However, what you don’t seem to know is that you’re aggressively ignoring nature’s warning signs. “An ALMOST relationship” is not a relationship. “Loved since the first time” works in movies, not so well or often in real life. And “not into oral”? For religious reasons? What verse and chapter is this? And to top it off, you only love him “fondly” and not “madly”? Of course not madly. Your sex life with him is jacked up, and it’s not entirely clear that this will be cured by time. 

So the question remains, and you’re the only one who can answer it: How much “work” is too much work? I’m voting for giving it three more months max. Longer and you’re wasting his time and yours. Good luck.

Eugene Is HOW Wrong?

EUGENE, SIR: Why wouldn’t you suggest to LS  [“When Private Porn Goes Public”] to try self-pleasuring? The easiest way to “coach” a willing participant is to know what you like yourself. Foreplay can be the time when the woman gets off. Intercourse, for some women, is merely the cherry on top. I’ve liked most of your replies, but I think you missed the mark here, and I think you know it. She may feel a sense of urgency, but bedroom problems aren’t solved overnight. And how is masturbation not a long-term solution? It shouldn’t be the whole solution but definitely a part of the long-term menu and as close to an immediate result as you’re going to receive. She mentioned having only been with her husband and having kids early. While not a sure thing, I suspect some sexual repression has played a role in her life. She even says she doesn’t want to die sexually. Someone who masturbates successfully doesn’t use that terminology. Also, her husband is apparently willing to do foreplay but not well, and then she asked how he can get better. He can get better by her knowing what she likes. Simple as that. – KC

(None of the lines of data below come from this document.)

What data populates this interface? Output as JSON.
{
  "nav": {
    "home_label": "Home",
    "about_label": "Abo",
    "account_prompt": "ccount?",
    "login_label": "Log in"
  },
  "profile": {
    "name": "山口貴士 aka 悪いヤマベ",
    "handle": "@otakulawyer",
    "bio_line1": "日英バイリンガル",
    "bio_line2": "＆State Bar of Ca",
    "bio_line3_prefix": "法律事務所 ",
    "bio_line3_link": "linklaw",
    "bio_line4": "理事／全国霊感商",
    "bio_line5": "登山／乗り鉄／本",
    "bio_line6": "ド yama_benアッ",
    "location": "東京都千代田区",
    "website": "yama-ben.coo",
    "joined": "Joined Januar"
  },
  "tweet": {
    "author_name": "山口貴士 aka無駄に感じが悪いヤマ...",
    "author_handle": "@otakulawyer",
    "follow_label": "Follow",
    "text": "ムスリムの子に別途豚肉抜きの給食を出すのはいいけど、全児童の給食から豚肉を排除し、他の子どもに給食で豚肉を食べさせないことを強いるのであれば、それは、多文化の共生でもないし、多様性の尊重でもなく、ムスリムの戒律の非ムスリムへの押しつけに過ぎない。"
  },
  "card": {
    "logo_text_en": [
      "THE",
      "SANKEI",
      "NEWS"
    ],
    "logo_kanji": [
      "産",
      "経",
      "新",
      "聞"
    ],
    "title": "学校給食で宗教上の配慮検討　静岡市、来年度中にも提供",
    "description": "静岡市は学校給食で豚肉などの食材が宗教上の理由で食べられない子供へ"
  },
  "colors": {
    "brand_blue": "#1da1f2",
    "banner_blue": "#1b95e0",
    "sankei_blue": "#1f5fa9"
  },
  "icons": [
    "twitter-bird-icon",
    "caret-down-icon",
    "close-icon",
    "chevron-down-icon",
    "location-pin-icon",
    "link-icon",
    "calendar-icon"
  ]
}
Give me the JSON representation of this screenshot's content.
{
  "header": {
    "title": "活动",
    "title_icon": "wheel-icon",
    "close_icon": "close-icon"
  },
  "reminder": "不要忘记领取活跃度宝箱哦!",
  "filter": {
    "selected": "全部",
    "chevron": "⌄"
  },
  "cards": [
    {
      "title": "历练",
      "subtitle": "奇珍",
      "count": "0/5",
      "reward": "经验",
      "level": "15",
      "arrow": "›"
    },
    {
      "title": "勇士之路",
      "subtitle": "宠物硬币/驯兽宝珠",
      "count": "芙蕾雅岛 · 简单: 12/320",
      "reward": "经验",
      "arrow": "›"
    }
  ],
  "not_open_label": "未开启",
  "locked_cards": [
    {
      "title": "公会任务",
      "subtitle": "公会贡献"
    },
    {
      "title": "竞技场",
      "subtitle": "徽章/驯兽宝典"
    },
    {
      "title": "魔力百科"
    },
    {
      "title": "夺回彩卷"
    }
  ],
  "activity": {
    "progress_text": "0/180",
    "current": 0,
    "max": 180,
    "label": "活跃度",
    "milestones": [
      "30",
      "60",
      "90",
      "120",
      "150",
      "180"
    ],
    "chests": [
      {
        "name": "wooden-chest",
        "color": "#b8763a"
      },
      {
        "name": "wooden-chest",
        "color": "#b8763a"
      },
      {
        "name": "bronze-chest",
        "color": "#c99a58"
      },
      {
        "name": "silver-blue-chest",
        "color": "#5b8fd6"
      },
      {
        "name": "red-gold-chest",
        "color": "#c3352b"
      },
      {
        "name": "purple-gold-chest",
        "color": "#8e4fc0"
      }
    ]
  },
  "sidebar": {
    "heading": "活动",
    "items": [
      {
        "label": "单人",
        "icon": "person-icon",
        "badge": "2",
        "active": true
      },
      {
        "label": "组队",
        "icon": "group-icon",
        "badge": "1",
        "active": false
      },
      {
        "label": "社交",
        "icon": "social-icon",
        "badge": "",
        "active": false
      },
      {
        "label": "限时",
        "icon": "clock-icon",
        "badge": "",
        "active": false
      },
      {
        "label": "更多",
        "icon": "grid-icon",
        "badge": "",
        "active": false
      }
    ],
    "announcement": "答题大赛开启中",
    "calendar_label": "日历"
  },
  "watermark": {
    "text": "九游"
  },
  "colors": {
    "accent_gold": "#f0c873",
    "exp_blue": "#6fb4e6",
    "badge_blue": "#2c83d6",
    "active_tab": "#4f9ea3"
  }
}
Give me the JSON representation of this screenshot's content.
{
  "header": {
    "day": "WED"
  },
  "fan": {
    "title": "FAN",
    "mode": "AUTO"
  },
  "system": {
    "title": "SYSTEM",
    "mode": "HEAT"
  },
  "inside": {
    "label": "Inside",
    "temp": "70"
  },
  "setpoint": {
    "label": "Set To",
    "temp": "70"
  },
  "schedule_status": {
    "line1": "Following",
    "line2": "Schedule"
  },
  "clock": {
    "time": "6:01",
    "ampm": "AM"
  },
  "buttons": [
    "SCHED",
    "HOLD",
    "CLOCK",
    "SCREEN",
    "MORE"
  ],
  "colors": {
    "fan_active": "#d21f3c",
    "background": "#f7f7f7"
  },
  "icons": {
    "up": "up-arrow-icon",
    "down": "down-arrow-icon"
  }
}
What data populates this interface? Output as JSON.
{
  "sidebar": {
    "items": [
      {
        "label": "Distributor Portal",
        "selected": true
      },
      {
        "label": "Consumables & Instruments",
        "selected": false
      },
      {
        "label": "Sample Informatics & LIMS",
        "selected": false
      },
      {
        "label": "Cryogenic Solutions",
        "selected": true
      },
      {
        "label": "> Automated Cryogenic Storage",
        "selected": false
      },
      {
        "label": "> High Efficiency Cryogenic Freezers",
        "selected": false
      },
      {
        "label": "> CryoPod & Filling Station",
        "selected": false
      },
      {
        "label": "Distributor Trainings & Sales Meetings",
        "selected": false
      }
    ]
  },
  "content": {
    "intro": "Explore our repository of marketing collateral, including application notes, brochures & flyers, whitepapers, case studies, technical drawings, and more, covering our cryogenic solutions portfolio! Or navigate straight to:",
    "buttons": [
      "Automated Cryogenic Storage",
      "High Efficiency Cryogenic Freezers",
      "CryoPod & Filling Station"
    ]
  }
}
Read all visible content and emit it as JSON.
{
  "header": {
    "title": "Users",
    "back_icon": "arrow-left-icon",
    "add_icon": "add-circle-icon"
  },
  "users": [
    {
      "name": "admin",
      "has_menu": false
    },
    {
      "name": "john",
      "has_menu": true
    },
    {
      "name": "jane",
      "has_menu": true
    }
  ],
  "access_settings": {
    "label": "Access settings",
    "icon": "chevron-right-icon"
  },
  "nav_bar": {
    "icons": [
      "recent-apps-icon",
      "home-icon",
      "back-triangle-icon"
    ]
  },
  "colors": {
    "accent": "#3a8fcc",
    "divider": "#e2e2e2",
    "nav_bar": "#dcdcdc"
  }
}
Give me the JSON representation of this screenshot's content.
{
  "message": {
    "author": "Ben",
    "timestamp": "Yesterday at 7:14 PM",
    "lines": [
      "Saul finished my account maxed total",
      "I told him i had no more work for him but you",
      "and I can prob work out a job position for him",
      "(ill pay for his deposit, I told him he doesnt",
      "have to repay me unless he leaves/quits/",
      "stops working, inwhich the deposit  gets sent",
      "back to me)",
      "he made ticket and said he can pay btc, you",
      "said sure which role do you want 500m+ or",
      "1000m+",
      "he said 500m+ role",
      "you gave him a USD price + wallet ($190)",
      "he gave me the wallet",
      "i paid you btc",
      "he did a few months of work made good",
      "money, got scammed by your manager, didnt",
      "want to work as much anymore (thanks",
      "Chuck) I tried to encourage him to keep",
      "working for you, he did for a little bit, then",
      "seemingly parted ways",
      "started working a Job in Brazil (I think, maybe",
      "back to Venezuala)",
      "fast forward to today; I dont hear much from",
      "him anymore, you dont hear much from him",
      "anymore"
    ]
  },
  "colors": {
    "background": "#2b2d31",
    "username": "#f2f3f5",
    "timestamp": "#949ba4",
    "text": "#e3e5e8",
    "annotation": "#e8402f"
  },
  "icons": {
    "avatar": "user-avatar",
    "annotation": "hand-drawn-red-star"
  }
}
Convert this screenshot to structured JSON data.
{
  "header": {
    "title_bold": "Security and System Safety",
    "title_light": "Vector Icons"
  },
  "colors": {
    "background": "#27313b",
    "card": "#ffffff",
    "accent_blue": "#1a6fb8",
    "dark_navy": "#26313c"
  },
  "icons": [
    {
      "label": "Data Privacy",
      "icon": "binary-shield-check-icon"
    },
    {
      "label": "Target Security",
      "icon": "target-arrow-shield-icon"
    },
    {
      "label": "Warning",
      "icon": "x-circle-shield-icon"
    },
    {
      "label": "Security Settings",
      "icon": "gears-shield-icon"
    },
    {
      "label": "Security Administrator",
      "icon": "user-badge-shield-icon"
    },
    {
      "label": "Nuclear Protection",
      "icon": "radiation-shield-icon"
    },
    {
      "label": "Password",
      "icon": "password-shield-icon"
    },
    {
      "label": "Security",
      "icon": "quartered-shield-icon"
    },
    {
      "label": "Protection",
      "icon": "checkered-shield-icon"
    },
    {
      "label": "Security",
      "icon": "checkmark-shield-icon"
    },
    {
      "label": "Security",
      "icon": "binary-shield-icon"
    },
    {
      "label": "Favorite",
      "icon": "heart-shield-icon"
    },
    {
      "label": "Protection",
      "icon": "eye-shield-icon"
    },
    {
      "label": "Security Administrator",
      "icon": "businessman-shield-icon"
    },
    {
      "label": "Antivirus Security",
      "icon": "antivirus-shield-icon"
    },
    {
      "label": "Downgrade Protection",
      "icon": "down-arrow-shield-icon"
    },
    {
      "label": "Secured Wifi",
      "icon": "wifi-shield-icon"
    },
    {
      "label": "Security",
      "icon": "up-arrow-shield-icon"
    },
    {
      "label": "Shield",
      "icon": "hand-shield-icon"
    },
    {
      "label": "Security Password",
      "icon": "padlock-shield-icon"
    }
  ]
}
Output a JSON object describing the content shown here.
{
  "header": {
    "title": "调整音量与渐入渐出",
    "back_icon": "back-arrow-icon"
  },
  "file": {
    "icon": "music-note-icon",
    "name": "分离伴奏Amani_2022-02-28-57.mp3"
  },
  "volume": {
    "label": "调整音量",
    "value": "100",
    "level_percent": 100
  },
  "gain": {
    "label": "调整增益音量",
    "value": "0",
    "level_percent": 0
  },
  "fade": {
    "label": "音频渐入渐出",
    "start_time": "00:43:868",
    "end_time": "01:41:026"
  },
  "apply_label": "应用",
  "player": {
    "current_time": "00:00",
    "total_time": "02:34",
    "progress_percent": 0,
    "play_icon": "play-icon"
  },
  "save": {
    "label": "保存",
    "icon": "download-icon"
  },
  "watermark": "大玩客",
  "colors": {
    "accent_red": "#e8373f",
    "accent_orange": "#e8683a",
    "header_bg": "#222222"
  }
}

Dear Sunshine Band: Masturbation didn’t really seem to be a long-term solution here. But I guess you mean as an instructional tool? In this instance, I didn’t think that captured the urgency of her need and didn’t include an unspoken but totally necessary enough is enough/“threat” factor. I could be wrong, but I doubt it. I also don’t know that I’m as willing as you are to have her carry the weight for his failures. And realistically, I don’t suspect she wrote me to be told, “You can start by helping yourself, and the best way to help yourself is to masturbate in front of a husband you don’t even feel comfortable enough to talk to about improving his performance.”

I’ve seen variations of this from any number of different sides, and directness is not always the best and most successful strategy, since there’s a strong chance he just shuts down. And when he shuts down, OTHER parts of the relationship worsen and you have a downward spiral, the outcome of which is the furthest thing away from good sex you can imagine.

So in the real world, a gentle urging toward behavior that might be mimicked and at the very least introduces a kink into what’s become a parade of unpleasantness for at least one participant still seems the most sensible idea to me. But your counter, if she should so choose it, is now offered here as well. Cheers!